Computing clouds offer information technology infrastructure as services with promises of economy of scale and low start-up costs. However, the management of modern N-tier applications contains significant challenges due to several factors that include growing and evolving complexity of applications, non-stationary workloads, virtualization and consolidated environments, and dynamic service composition. Furthermore, paramount to mission-critical service applications are extra-functional quality of service (QoS) properties such as predictable performance, continuous availability, end-to-end dependability, power consumption, privacy and security. These challenges far exceed the capability of current analytical models for capacity planning and system management. As a starting point towards cloud-based service computing, we describe an observational large-scale performance study of N-tier application benchmarks in the Elba project. More generally, we advocate an experimental approach to help N-tier applications achieve desired QoS, for example, performance goals specified in service level agreements. Meeting the challenges of QoS is an important and necessary step in the co-evolution of both Cloud Computing and Service Computing.
About the Speaker:
Calton Pu was born in Taiwan and grew up in Brazil. He received his PhD from University of Washington in 1986 and served on the faculty of Columbia University and Oregon Graduate Institute. Currently, he is holding the position of Professor and John P. Imlay, Jr. Chair in Software at the College of Computing, Georgia Institute of Technology.

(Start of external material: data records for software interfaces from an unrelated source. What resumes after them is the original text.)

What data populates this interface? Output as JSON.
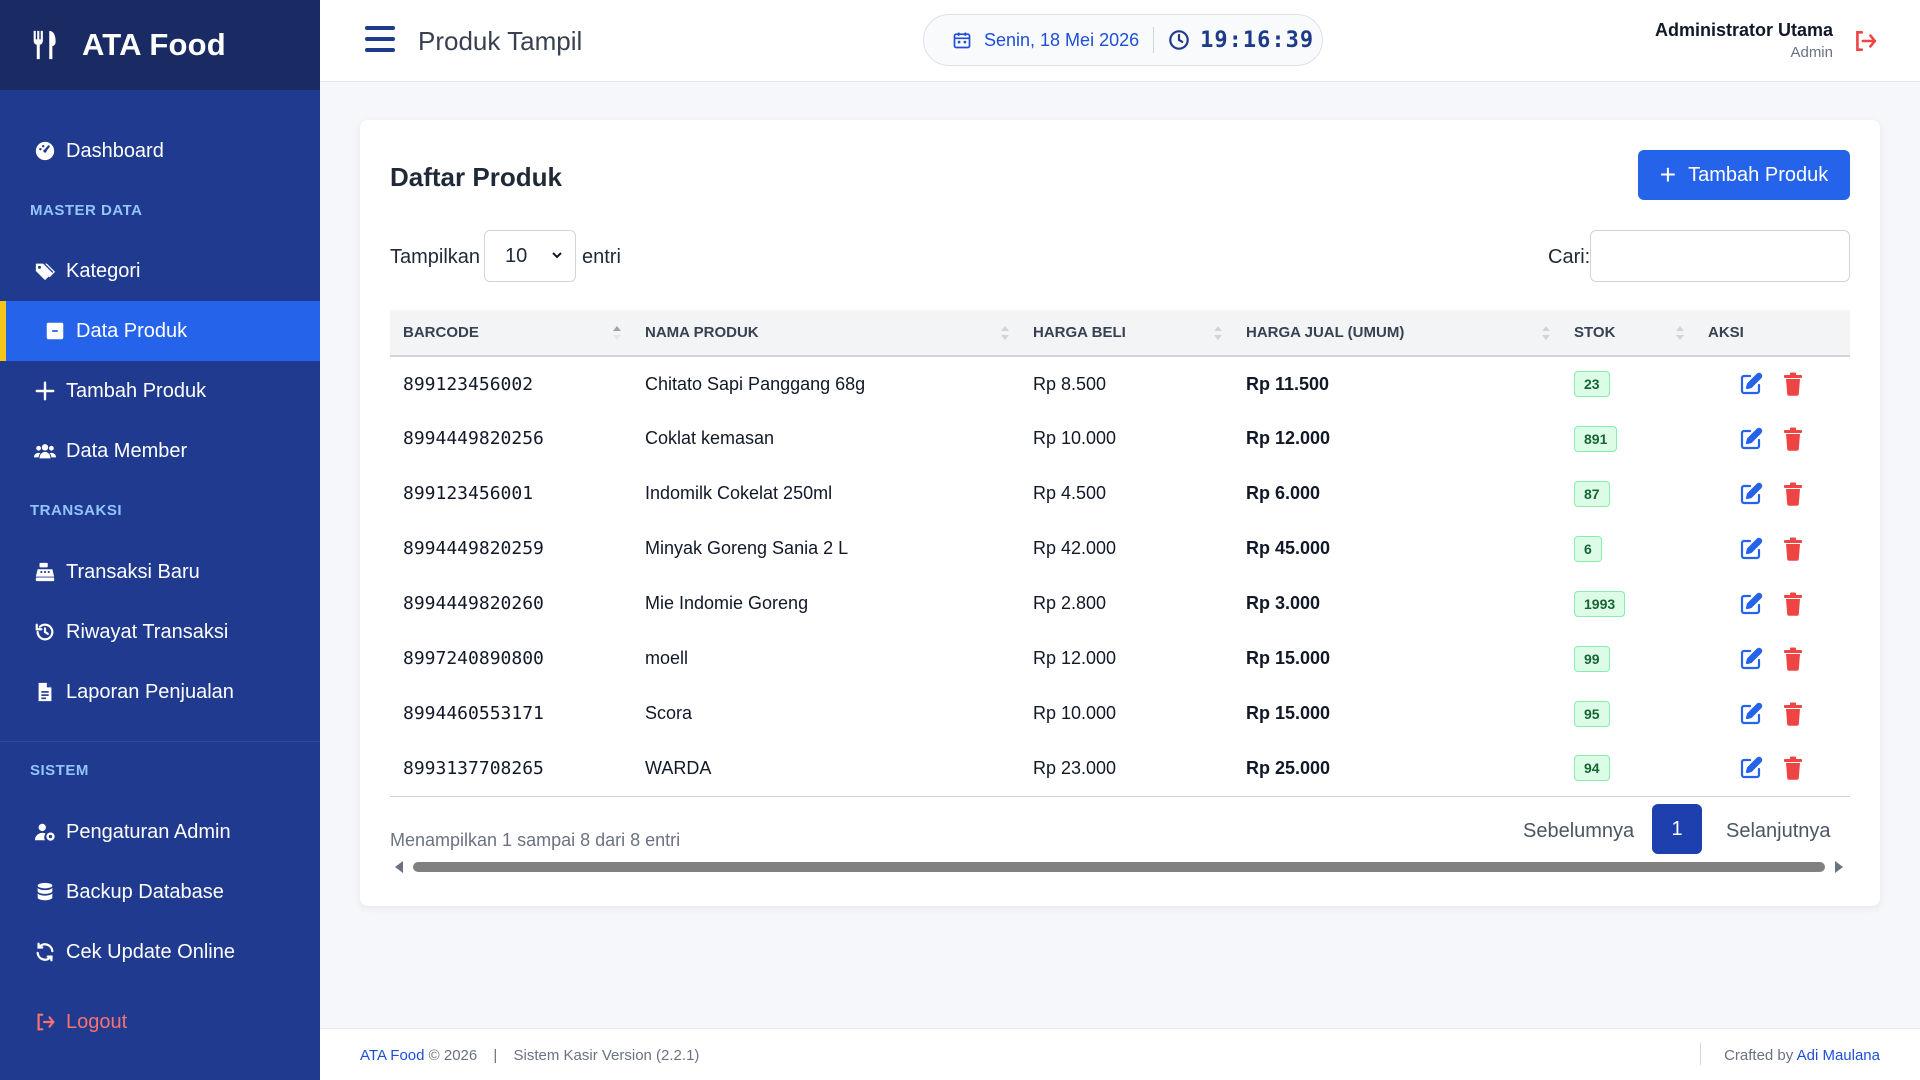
{
  "app": {
    "name": "ATA Food"
  },
  "sidebar": {
    "items": [
      {
        "label": "Dashboard",
        "icon": "dashboard-icon"
      },
      {
        "label": "Kategori",
        "icon": "tags-icon"
      },
      {
        "label": "Data Produk",
        "icon": "box-icon",
        "active": true
      },
      {
        "label": "Tambah Produk",
        "icon": "plus-icon"
      },
      {
        "label": "Data Member",
        "icon": "users-icon"
      },
      {
        "label": "Transaksi Baru",
        "icon": "cash-register-icon"
      },
      {
        "label": "Riwayat Transaksi",
        "icon": "history-icon"
      },
      {
        "label": "Laporan Penjualan",
        "icon": "file-report-icon"
      },
      {
        "label": "Pengaturan Admin",
        "icon": "user-gear-icon"
      },
      {
        "label": "Backup Database",
        "icon": "database-icon"
      },
      {
        "label": "Cek Update Online",
        "icon": "sync-icon"
      }
    ],
    "sections": {
      "master": "MASTER DATA",
      "transaksi": "TRANSAKSI",
      "sistem": "SISTEM"
    },
    "logout": "Logout"
  },
  "topbar": {
    "title": "Produk Tampil",
    "date": "Senin, 18 Mei 2026",
    "time": "19:16:39",
    "user_name": "Administrator Utama",
    "user_role": "Admin"
  },
  "card": {
    "title": "Daftar Produk",
    "add_button": "Tambah Produk",
    "show_label": "Tampilkan",
    "show_value": "10",
    "entries_label": "entri",
    "search_label": "Cari:",
    "search_value": ""
  },
  "table": {
    "headers": [
      "BARCODE",
      "NAMA PRODUK",
      "HARGA BELI",
      "HARGA JUAL (UMUM)",
      "STOK",
      "AKSI"
    ],
    "rows": [
      {
        "barcode": "899123456002",
        "name": "Chitato Sapi Panggang 68g",
        "beli": "Rp 8.500",
        "jual": "Rp 11.500",
        "stok": "23"
      },
      {
        "barcode": "8994449820256",
        "name": "Coklat kemasan",
        "beli": "Rp 10.000",
        "jual": "Rp 12.000",
        "stok": "891"
      },
      {
        "barcode": "899123456001",
        "name": "Indomilk Cokelat 250ml",
        "beli": "Rp 4.500",
        "jual": "Rp 6.000",
        "stok": "87"
      },
      {
        "barcode": "8994449820259",
        "name": "Minyak Goreng Sania 2 L",
        "beli": "Rp 42.000",
        "jual": "Rp 45.000",
        "stok": "6"
      },
      {
        "barcode": "8994449820260",
        "name": "Mie Indomie Goreng",
        "beli": "Rp 2.800",
        "jual": "Rp 3.000",
        "stok": "1993"
      },
      {
        "barcode": "8997240890800",
        "name": "moell",
        "beli": "Rp 12.000",
        "jual": "Rp 15.000",
        "stok": "99"
      },
      {
        "barcode": "8994460553171",
        "name": "Scora",
        "beli": "Rp 10.000",
        "jual": "Rp 15.000",
        "stok": "95"
      },
      {
        "barcode": "8993137708265",
        "name": "WARDA",
        "beli": "Rp 23.000",
        "jual": "Rp 25.000",
        "stok": "94"
      }
    ]
  },
  "pagination": {
    "info": "Menampilkan 1 sampai 8 dari 8 entri",
    "prev": "Sebelumnya",
    "current": "1",
    "next": "Selanjutnya"
  },
  "footer": {
    "brand": "ATA Food",
    "copyright": "© 2026",
    "separator": "|",
    "version": "Sistem Kasir Version (2.2.1)",
    "crafted_by": "Crafted by",
    "author": "Adi Maulana"
  },
  "colors": {
    "sidebar": "#203a8f",
    "brand_bar": "#1a2b63",
    "accent": "#2563eb",
    "active_marker": "#f5c518",
    "danger": "#ef4444"
  }
}
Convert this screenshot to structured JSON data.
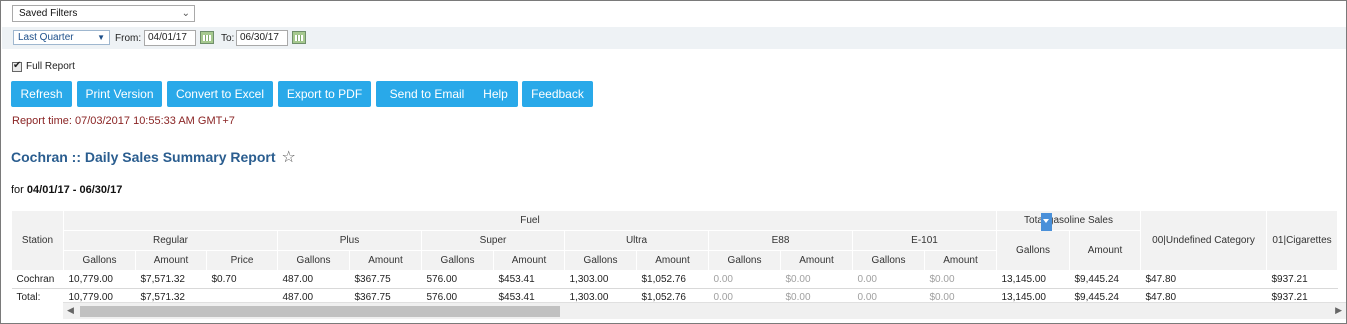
{
  "filters": {
    "saved_filters": "Saved Filters",
    "period": "Last Quarter",
    "from_label": "From:",
    "from_value": "04/01/17",
    "to_label": "To:",
    "to_value": "06/30/17",
    "full_report_label": "Full Report",
    "full_report_checked": true
  },
  "toolbar": {
    "refresh": "Refresh",
    "print": "Print Version",
    "excel": "Convert to Excel",
    "pdf": "Export to PDF",
    "email": "Send to Email",
    "help": "Help",
    "feedback": "Feedback"
  },
  "report": {
    "time": "Report time: 07/03/2017 10:55:33 AM GMT+7",
    "title": "Cochran :: Daily Sales Summary Report",
    "for_prefix": "for",
    "for_range": "04/01/17 - 06/30/17"
  },
  "table": {
    "station_header": "Station",
    "fuel_header": "Fuel",
    "total_gas_header": "Total gasoline Sales",
    "products": {
      "regular": "Regular",
      "plus": "Plus",
      "super": "Super",
      "ultra": "Ultra",
      "e88": "E88",
      "e101": "E-101"
    },
    "cols": {
      "gallons": "Gallons",
      "amount": "Amount",
      "price": "Price"
    },
    "cat_undefined": "00|Undefined Category",
    "cat_cigarettes": "01|Cigarettes",
    "rows": [
      {
        "station": "Cochran",
        "reg_gal": "10,779.00",
        "reg_amt": "$7,571.32",
        "reg_price": "$0.70",
        "plus_gal": "487.00",
        "plus_amt": "$367.75",
        "super_gal": "576.00",
        "super_amt": "$453.41",
        "ultra_gal": "1,303.00",
        "ultra_amt": "$1,052.76",
        "e88_gal": "0.00",
        "e88_amt": "$0.00",
        "e101_gal": "0.00",
        "e101_amt": "$0.00",
        "tot_gal": "13,145.00",
        "tot_amt": "$9,445.24",
        "cat_undefined": "$47.80",
        "cat_cigarettes": "$937.21"
      },
      {
        "station": "Total:",
        "reg_gal": "10,779.00",
        "reg_amt": "$7,571.32",
        "reg_price": "",
        "plus_gal": "487.00",
        "plus_amt": "$367.75",
        "super_gal": "576.00",
        "super_amt": "$453.41",
        "ultra_gal": "1,303.00",
        "ultra_amt": "$1,052.76",
        "e88_gal": "0.00",
        "e88_amt": "$0.00",
        "e101_gal": "0.00",
        "e101_amt": "$0.00",
        "tot_gal": "13,145.00",
        "tot_amt": "$9,445.24",
        "cat_undefined": "$47.80",
        "cat_cigarettes": "$937.21"
      }
    ]
  },
  "colors": {
    "button": "#29a9e9",
    "title": "#2a5d8f",
    "report_time": "#8a2424"
  }
}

He has worked on several projects in systems and database research. His contributions to systems research include program specialization and software feedback in the Synthesis, Synthetix, and Infosphere projects. His contributions to database research include extended transaction models and their implementation such as Epsilon Serializability and Reflective Transaction Framework. His recent research has focused on event processing (Continual Queries over the Internet), automated system management (Elba project) and services computing (dependable systems software). His collaborations include applications of these techniques in scientific research on macromolecular structure data, weather data, environmental data, and health care. He has published more than 50 journal papers and book chapters, 150 conference and refereed workshop papers, and served on more than 100 program committees, including the co-PC chairs of SRDS'95, ICDE’99, COOPIS’02, SRDS’03, DOA’07, DEBS’09, and co-general chair of ICDE'97, CIKM'01, ICDE’06, DEPSA’07, CEAS’07, SCC’08, CollaborateCom’08.